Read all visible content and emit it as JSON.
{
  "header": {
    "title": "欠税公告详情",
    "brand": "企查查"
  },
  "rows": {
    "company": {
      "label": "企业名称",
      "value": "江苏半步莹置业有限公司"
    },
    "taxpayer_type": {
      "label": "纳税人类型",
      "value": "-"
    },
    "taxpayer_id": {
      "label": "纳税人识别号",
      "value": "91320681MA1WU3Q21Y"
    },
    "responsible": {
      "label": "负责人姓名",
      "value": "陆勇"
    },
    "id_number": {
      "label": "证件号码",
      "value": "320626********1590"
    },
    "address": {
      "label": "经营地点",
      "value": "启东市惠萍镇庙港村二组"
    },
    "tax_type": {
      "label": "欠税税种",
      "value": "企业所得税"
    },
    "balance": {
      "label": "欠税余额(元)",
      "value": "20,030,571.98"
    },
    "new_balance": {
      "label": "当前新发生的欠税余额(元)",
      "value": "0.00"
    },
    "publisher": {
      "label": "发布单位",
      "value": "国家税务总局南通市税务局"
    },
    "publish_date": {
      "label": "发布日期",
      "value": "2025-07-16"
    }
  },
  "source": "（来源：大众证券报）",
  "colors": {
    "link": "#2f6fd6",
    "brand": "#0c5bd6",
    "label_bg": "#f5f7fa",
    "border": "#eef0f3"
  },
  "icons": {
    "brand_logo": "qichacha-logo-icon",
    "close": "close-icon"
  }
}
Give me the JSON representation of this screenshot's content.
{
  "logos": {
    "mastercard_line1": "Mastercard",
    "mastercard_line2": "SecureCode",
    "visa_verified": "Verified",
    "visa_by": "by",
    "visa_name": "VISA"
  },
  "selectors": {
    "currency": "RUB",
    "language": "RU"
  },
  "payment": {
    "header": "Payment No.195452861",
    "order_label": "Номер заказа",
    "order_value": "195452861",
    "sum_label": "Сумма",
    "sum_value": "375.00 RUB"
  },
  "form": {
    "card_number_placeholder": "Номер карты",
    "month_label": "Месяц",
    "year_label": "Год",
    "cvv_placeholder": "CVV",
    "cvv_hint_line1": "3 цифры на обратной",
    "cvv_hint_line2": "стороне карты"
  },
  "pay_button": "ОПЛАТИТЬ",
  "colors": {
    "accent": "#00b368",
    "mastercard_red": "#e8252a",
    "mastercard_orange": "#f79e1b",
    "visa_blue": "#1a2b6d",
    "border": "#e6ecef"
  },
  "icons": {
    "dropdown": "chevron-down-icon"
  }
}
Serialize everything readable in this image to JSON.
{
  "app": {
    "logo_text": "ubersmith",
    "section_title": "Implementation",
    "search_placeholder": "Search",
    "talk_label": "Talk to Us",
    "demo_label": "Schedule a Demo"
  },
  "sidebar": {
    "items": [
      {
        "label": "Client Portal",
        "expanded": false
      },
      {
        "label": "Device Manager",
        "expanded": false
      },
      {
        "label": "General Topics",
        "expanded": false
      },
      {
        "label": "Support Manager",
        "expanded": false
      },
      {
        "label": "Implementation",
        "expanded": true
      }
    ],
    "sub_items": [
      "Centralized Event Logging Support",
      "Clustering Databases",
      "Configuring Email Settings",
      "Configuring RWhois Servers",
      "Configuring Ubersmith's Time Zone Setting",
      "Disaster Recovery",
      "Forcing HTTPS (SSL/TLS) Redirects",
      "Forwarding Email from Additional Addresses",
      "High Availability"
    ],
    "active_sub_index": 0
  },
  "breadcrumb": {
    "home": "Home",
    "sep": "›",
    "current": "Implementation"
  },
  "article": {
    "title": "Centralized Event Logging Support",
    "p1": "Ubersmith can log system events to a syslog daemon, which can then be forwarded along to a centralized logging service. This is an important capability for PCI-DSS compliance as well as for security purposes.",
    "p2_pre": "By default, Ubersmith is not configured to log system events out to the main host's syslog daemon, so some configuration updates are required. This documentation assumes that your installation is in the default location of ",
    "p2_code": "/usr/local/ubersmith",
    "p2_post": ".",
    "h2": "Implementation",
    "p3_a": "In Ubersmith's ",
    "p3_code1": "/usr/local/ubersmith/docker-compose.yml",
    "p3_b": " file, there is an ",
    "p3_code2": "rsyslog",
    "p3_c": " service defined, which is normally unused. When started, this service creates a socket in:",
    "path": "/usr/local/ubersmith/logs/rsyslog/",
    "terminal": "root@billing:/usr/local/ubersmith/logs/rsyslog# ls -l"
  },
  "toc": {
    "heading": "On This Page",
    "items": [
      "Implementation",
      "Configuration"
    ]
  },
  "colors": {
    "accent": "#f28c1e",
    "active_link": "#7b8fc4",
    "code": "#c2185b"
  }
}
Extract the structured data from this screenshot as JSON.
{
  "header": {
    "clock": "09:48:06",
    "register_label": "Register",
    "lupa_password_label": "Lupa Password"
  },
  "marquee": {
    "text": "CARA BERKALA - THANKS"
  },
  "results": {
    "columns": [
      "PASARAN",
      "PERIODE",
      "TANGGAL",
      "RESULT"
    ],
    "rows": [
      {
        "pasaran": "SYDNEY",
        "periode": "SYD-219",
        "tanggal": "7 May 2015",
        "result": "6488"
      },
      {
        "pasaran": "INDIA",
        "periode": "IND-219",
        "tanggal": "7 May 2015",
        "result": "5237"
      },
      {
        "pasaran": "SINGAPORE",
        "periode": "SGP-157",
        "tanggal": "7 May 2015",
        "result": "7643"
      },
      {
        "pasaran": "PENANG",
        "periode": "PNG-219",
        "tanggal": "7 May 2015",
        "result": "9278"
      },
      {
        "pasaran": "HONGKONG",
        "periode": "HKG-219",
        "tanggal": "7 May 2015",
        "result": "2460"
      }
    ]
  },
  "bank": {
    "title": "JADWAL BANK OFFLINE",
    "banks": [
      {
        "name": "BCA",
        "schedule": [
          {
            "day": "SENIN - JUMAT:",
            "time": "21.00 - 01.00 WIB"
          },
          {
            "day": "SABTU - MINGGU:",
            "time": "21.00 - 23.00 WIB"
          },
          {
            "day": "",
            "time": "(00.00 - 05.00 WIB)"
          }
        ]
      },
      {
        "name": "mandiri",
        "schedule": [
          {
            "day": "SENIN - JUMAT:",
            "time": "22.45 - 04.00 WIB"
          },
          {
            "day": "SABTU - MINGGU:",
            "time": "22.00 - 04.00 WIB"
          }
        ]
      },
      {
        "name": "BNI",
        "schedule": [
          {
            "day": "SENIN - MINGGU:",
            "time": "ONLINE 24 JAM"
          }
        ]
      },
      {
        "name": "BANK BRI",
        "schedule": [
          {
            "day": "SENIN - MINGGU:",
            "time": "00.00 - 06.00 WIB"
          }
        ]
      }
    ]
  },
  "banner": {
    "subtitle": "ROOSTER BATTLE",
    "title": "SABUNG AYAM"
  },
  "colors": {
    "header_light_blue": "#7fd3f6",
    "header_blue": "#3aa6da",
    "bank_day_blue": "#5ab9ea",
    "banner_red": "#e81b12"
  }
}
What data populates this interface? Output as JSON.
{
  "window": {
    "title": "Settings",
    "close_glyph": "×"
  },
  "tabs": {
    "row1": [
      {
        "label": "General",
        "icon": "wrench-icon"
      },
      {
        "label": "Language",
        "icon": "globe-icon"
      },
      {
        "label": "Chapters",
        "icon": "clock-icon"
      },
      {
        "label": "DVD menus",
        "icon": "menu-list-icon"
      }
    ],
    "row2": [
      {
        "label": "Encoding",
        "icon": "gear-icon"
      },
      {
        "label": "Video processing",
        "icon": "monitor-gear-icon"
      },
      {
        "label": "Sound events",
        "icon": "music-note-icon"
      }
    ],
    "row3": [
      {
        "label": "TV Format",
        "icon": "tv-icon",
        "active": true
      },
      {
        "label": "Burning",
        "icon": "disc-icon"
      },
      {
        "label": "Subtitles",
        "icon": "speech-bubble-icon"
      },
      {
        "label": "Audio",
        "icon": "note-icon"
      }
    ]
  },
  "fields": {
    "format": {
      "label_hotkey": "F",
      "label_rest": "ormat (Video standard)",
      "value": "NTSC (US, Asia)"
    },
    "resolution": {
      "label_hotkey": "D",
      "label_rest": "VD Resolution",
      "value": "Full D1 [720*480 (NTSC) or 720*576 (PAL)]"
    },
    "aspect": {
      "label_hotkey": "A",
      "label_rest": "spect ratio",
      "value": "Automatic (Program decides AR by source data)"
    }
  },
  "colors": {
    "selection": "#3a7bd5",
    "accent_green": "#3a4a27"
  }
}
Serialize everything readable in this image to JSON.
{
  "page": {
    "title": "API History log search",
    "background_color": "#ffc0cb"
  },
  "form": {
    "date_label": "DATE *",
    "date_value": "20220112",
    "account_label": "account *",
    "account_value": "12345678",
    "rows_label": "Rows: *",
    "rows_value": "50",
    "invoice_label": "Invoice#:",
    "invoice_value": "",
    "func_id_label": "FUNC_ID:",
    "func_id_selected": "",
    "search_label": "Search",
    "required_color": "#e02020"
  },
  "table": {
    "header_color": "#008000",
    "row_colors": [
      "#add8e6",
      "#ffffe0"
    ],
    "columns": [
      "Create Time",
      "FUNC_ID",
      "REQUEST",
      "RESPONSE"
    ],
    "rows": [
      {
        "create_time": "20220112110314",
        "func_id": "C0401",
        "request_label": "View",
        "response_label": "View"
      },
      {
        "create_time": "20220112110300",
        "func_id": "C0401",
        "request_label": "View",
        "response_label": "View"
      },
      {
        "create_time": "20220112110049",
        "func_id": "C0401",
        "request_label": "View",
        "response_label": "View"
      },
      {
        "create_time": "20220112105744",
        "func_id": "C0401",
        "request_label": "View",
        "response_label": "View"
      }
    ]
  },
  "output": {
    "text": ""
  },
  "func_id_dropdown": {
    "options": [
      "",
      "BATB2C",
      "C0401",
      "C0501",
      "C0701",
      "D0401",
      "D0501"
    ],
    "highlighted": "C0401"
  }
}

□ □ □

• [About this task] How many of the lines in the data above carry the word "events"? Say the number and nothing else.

• [Solution for this exercise] 3